» **WHAT YOU SHOULD DO**:
Report the count of lines below that include "JSON", without any other text.

» **RECORDS FOR THE EXERCISE**:

********************

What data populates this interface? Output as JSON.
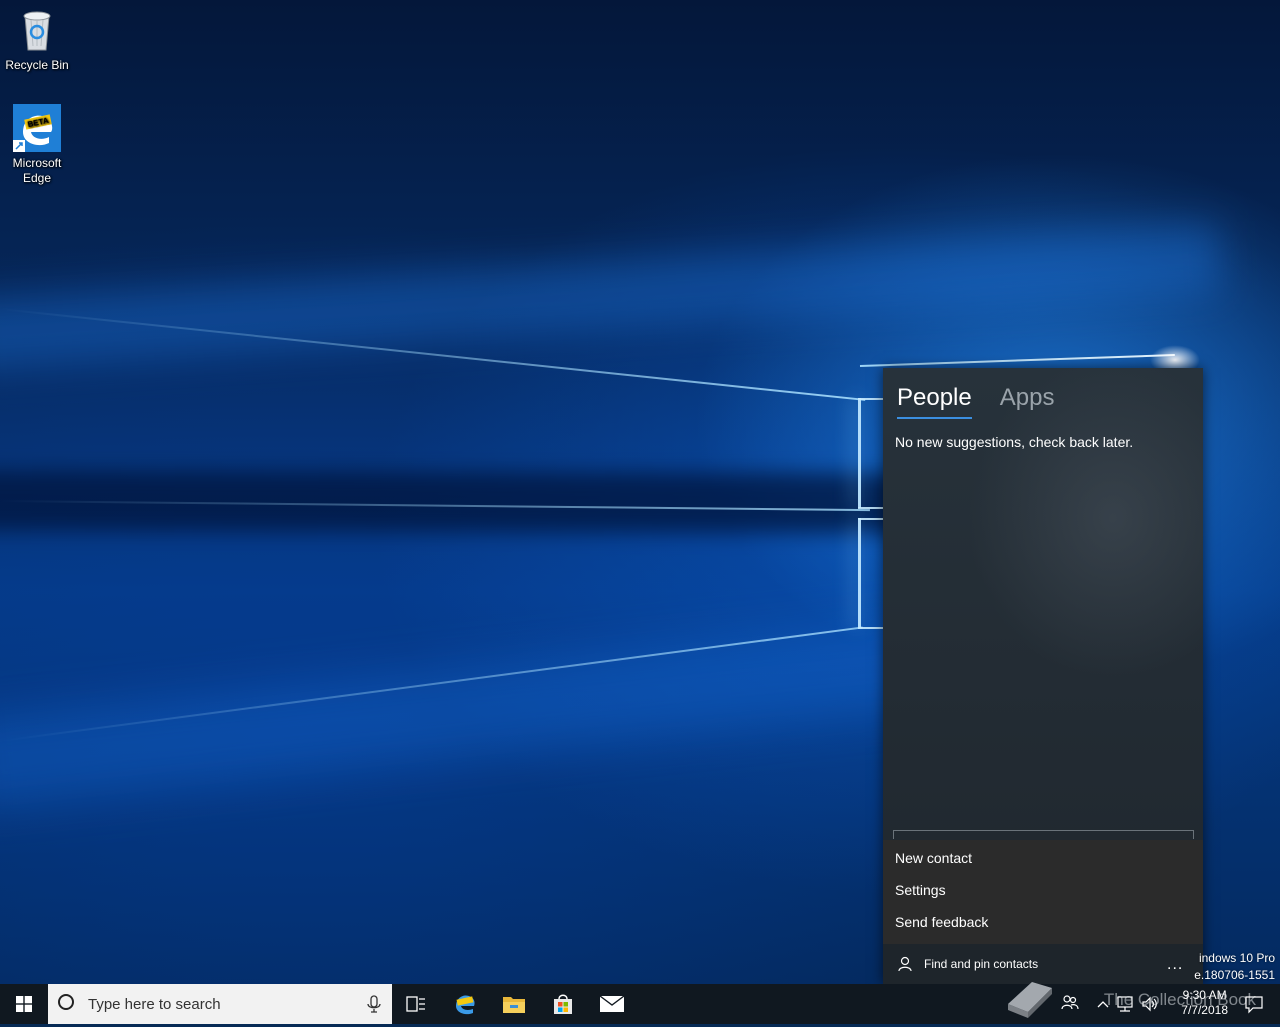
{
  "desktop": {
    "icons": [
      {
        "label": "Recycle Bin",
        "icon": "recycle-bin-icon"
      },
      {
        "label": "Microsoft Edge",
        "icon": "edge-beta-icon",
        "badge": "BETA"
      }
    ]
  },
  "people_flyout": {
    "tabs": [
      {
        "label": "People",
        "active": true
      },
      {
        "label": "Apps",
        "active": false
      }
    ],
    "message": "No new suggestions, check back later.",
    "menu": {
      "items": [
        "New contact",
        "Settings",
        "Send feedback"
      ]
    },
    "footer": {
      "find_label": "Find and pin contacts",
      "more_label": "..."
    }
  },
  "watermark": {
    "line1": "indows 10 Pro",
    "line2": "e.180706-1551"
  },
  "taskbar": {
    "search_placeholder": "Type here to search",
    "pinned": [
      "task-view-icon",
      "edge-beta-icon",
      "file-explorer-icon",
      "store-icon",
      "mail-icon"
    ],
    "tray": {
      "time": "9:30 AM",
      "date": "7/7/2018",
      "overlay_text": "The Collection Book"
    }
  },
  "colors": {
    "taskbar": "#101820",
    "flyout_bg": "#232c34",
    "menu_bg": "#2b2b2b",
    "accent": "#3b8fe0"
  }
}
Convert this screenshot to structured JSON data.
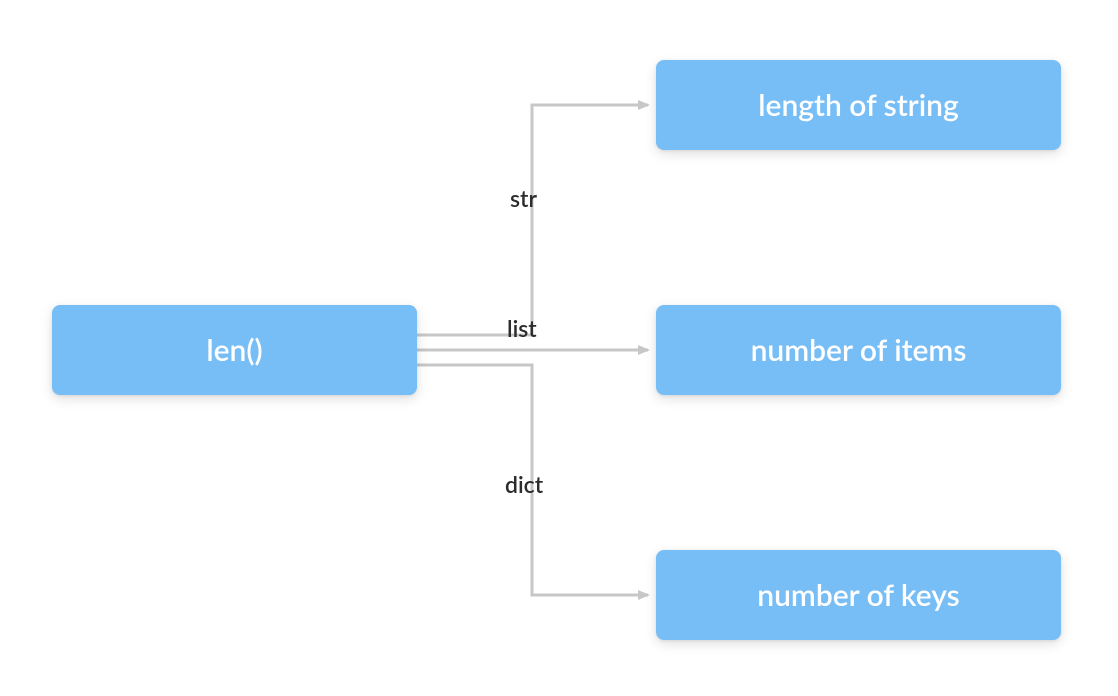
{
  "source": {
    "label": "len()"
  },
  "targets": [
    {
      "label": "length of string"
    },
    {
      "label": "number of items"
    },
    {
      "label": "number of keys"
    }
  ],
  "edges": [
    {
      "label": "str"
    },
    {
      "label": "list"
    },
    {
      "label": "dict"
    }
  ],
  "colors": {
    "node_bg": "#78bef6",
    "node_text": "#ffffff",
    "edge_stroke": "#c7c7c7",
    "label_text": "#2c2c2c"
  }
}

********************

» **EXPECTED OUTPUT**:
2